Gabe Salazar: An Empowering Speaker.

Chika Ojukwu, Staff Writer

   On Wednesday, January 11th, students at West High gathered as they listened to the # 1 Latino speaker in the nation, Gabe Salazar. Upon being invited to West, he touched the hearts of many, evoking various types of emotion from his audience, from delight to sympathy to utmost sadness.

   A nationally-known, professional youth speaker, Salazar employs many tools in his presentations including tasteful humor, empowering insights, potent skits, and relatable connections in order to inspire and motivate thousands of teens acrossAmerica. Speaking at over 150 events a year, Salazar is well-recognized and respected as being a dynamic speaker. During the assembly, Salazar began with talking about his childhood, telling personal anecdotes that had everyone in the audience laughing. Then, he transitioned into the hardships of his past, specifically about his “wanting to fit in”, gang life, shoplifting, financial struggles, a sister addicted to meth, and a runaway father. When asked about what fueled his desire for public speaking, he answered, “I think it was something that was just always wired in me. Ever since I was little, whenever I wanted to do something, I wanted to do it out loud. Whether it was playing basketball or riding bikes with my friends, I wanted to do it in the best possible way. [My friends and I] always searched for ways to be creative. While biking, we’d think up crazy ideas like, ‘Why don’t we design a crazy ramp or something?’ We generally just always looked for ways to do things differently. So when I got into public speaking, the motives remained the same. I wanted to find ways to communicate my presentations to kids in a creative way I knew they’d understand. That’s why we involved the humor, skits, and incorporated information in a relatable manner. So that’s what I really enjoy doing – just being creative and just shocking kids, because what makes kids excited is when you’re excited. You can’t take people to a place you’ve never been.” Salazar always finds some type of way to connect with the audience in a way they will understand and benefit.

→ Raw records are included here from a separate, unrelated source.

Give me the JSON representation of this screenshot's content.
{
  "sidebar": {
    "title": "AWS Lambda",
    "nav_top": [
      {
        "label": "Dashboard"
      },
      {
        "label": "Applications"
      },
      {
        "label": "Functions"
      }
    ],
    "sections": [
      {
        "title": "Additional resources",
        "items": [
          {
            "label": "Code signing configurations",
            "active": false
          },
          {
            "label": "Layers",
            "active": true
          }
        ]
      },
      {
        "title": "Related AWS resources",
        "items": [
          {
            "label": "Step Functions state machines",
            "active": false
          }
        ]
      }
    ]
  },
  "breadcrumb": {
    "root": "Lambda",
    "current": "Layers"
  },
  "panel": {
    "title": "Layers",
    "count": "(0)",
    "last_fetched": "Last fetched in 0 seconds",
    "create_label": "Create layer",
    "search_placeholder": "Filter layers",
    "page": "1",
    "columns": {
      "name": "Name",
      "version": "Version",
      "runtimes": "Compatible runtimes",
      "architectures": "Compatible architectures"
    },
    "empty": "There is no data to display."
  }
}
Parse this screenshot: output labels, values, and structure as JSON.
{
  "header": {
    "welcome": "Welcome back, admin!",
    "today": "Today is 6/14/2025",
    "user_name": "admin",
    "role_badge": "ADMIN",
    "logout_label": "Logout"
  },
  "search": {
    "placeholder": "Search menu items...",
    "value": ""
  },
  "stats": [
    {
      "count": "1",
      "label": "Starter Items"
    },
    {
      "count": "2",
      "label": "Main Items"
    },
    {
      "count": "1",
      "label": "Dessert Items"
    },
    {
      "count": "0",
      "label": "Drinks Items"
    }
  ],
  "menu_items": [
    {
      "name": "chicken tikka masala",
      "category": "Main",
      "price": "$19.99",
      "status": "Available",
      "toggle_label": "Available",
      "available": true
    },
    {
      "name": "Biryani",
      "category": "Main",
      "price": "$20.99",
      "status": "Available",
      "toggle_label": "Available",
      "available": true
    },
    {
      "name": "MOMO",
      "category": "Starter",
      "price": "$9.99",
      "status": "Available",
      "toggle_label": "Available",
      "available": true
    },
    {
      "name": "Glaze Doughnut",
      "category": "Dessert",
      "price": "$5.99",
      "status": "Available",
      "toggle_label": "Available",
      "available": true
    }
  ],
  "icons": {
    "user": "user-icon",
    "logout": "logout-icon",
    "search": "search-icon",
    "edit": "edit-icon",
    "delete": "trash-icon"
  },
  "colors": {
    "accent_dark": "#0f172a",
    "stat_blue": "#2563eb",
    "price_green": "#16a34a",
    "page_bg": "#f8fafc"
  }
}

   When asked about his empowering skit Dennis, which featured a physically disabled boy named Dennis and highlighted the theme of friendship and dreams, and from where he received his inspiration from, he replied, “My little sister Gaby, who has Fragile X and a little boy named Scotty Barnett who was one of my students. It was originally written by a group of guys called the Skit Guys, and I was able to adapt it and make it into my own thing. So I really have to give the credit to them for coming up with it. But I try to do it in a very respectful way, and if you don’t hear my story about my sister or hear the story about Scotty, it could be taken very offensively. But that’s the beauty of being able to speak through it and say ‘We’re going to honor them through this.’ The messages of diversity and ‘no-excuses’ in the skit are very powerful and essentially, that’s the true beauty of it.”

   Salazar cites his family as his biggest inspirations stating, “My wife and kids are my biggest motivators.” He changes up the topics he presents at each school he visits stating, “Each school is different. They each go through different things, maybe a school is having problems with bullying or drugs, or a school recently experienced a tragedy such as a death or suicide; therefore, I try to adapt my program to what exactly that school is feeling. To be there and to feel the audience is amazing. The message is almost a living thing.”

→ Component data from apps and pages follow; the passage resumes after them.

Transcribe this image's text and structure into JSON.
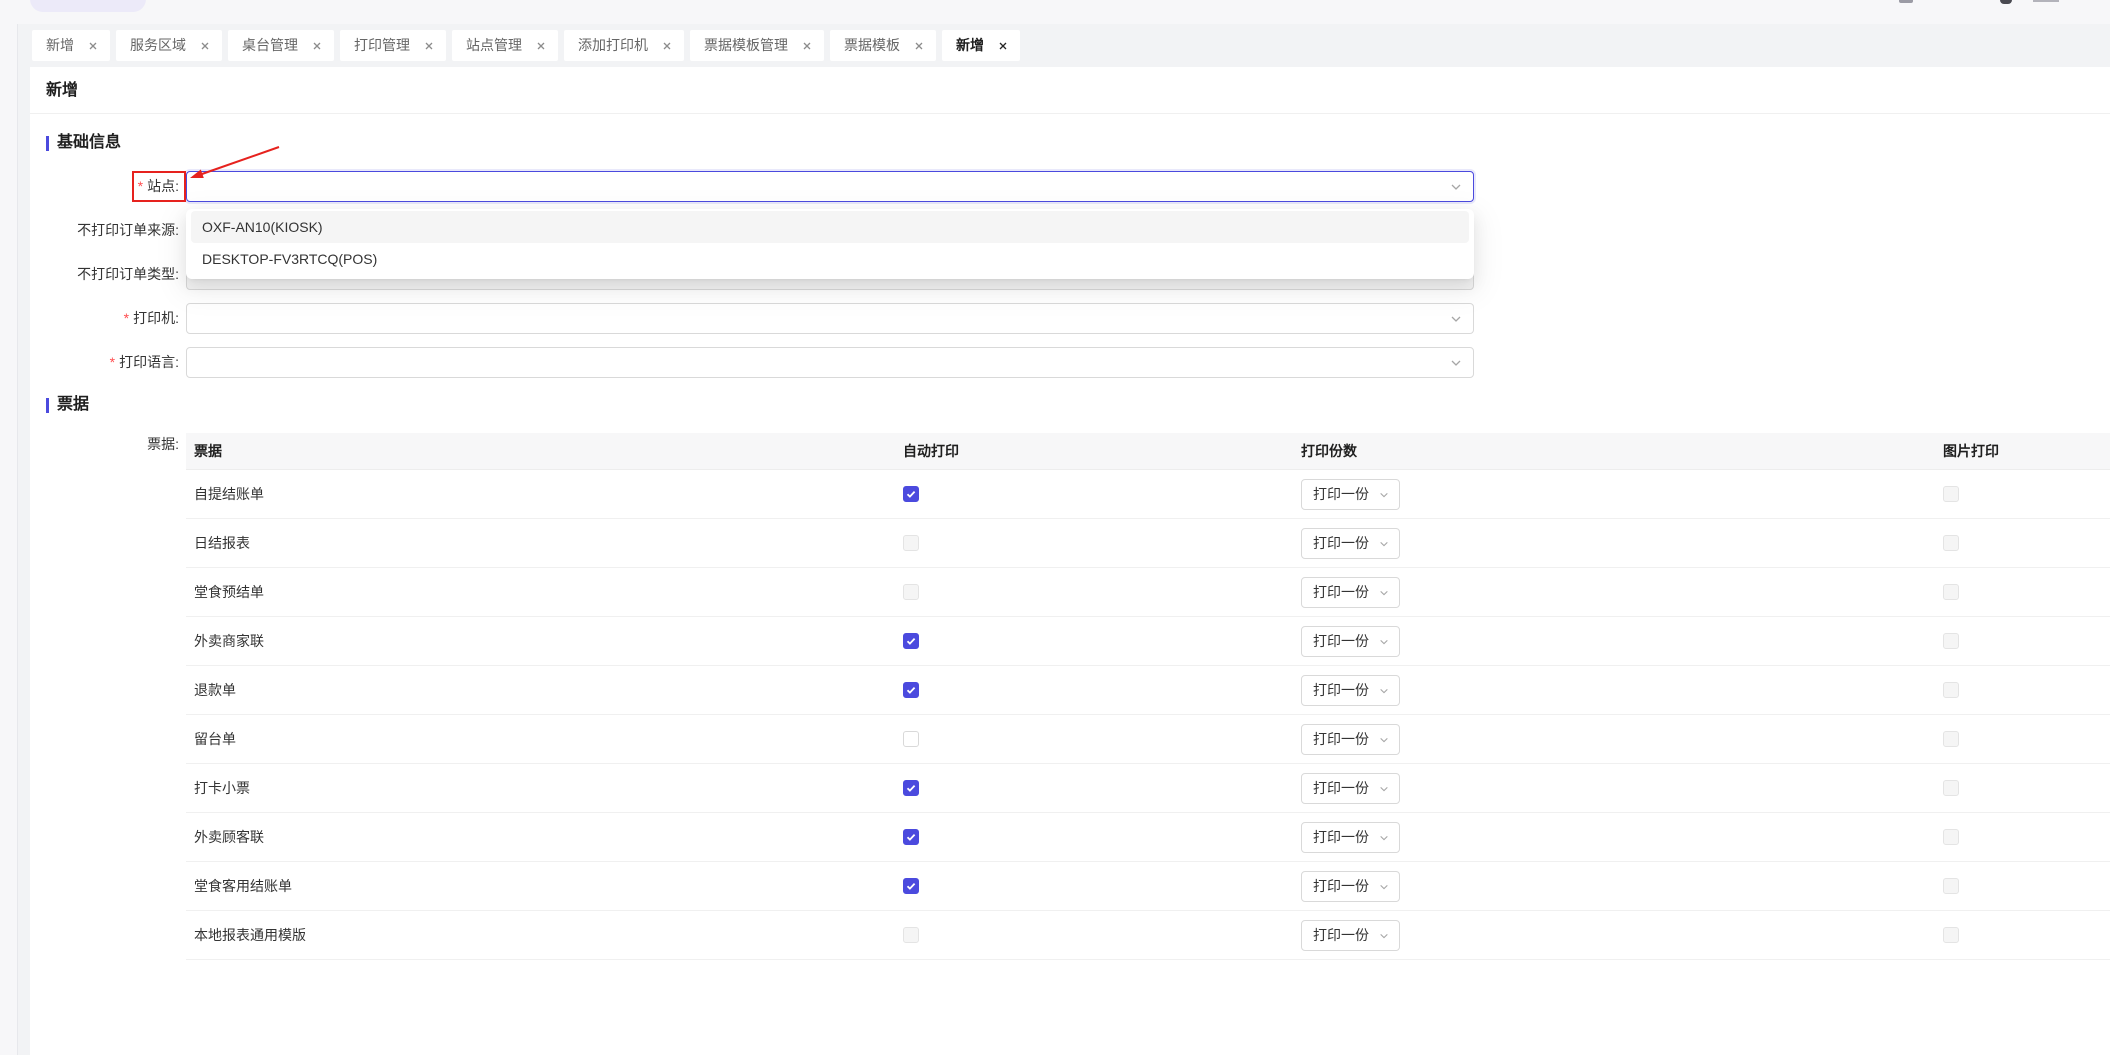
{
  "tabs": [
    {
      "label": "新增",
      "active": false
    },
    {
      "label": "服务区域",
      "active": false
    },
    {
      "label": "桌台管理",
      "active": false
    },
    {
      "label": "打印管理",
      "active": false
    },
    {
      "label": "站点管理",
      "active": false
    },
    {
      "label": "添加打印机",
      "active": false
    },
    {
      "label": "票据模板管理",
      "active": false
    },
    {
      "label": "票据模板",
      "active": false
    },
    {
      "label": "新增",
      "active": true
    }
  ],
  "page": {
    "title": "新增"
  },
  "basic_section": {
    "title": "基础信息"
  },
  "form": {
    "required_mark": "*",
    "site": {
      "label": "站点:",
      "value": "",
      "focused": true
    },
    "exclude_order_source": {
      "label": "不打印订单来源:",
      "value": ""
    },
    "exclude_order_type": {
      "label": "不打印订单类型:",
      "value": "",
      "disabled": true
    },
    "printer": {
      "label": "打印机:",
      "value": ""
    },
    "print_language": {
      "label": "打印语言:",
      "value": ""
    }
  },
  "site_dropdown": {
    "open": true,
    "options": [
      {
        "label": "OXF-AN10(KIOSK)",
        "highlighted": true
      },
      {
        "label": "DESKTOP-FV3RTCQ(POS)",
        "highlighted": false
      }
    ]
  },
  "ticket_section": {
    "title": "票据"
  },
  "ticket_table": {
    "label": "票据:",
    "columns": [
      "票据",
      "自动打印",
      "打印份数",
      "图片打印"
    ],
    "rows": [
      {
        "name": "自提结账单",
        "auto_print": true,
        "auto_print_disabled": false,
        "copies": "打印一份",
        "image_print": false,
        "image_print_disabled": true
      },
      {
        "name": "日结报表",
        "auto_print": false,
        "auto_print_disabled": true,
        "copies": "打印一份",
        "image_print": false,
        "image_print_disabled": true
      },
      {
        "name": "堂食预结单",
        "auto_print": false,
        "auto_print_disabled": true,
        "copies": "打印一份",
        "image_print": false,
        "image_print_disabled": true
      },
      {
        "name": "外卖商家联",
        "auto_print": true,
        "auto_print_disabled": false,
        "copies": "打印一份",
        "image_print": false,
        "image_print_disabled": true
      },
      {
        "name": "退款单",
        "auto_print": true,
        "auto_print_disabled": false,
        "copies": "打印一份",
        "image_print": false,
        "image_print_disabled": true
      },
      {
        "name": "留台单",
        "auto_print": false,
        "auto_print_disabled": false,
        "copies": "打印一份",
        "image_print": false,
        "image_print_disabled": true
      },
      {
        "name": "打卡小票",
        "auto_print": true,
        "auto_print_disabled": false,
        "copies": "打印一份",
        "image_print": false,
        "image_print_disabled": true
      },
      {
        "name": "外卖顾客联",
        "auto_print": true,
        "auto_print_disabled": false,
        "copies": "打印一份",
        "image_print": false,
        "image_print_disabled": true
      },
      {
        "name": "堂食客用结账单",
        "auto_print": true,
        "auto_print_disabled": false,
        "copies": "打印一份",
        "image_print": false,
        "image_print_disabled": true
      },
      {
        "name": "本地报表通用模版",
        "auto_print": false,
        "auto_print_disabled": true,
        "copies": "打印一份",
        "image_print": false,
        "image_print_disabled": true
      }
    ]
  },
  "colors": {
    "accent": "#4b4ade",
    "required": "#ff4d4f",
    "annotation": "#e6221e"
  },
  "icons": {
    "tab_close": "close-icon",
    "select_arrow": "chevron-down-icon",
    "checkbox_mark": "check-icon"
  }
}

   Salazar’s book, Born on Accident, Living with Purpose comes out this year and the most important thing he wants readers to get out of it is that “no one is born on accident, everyone has a purpose, and it’s just a matter of getting out there and finding your purpose.” Salazar’s speeches embody a special message – one of hope, determination, hard work, and courage.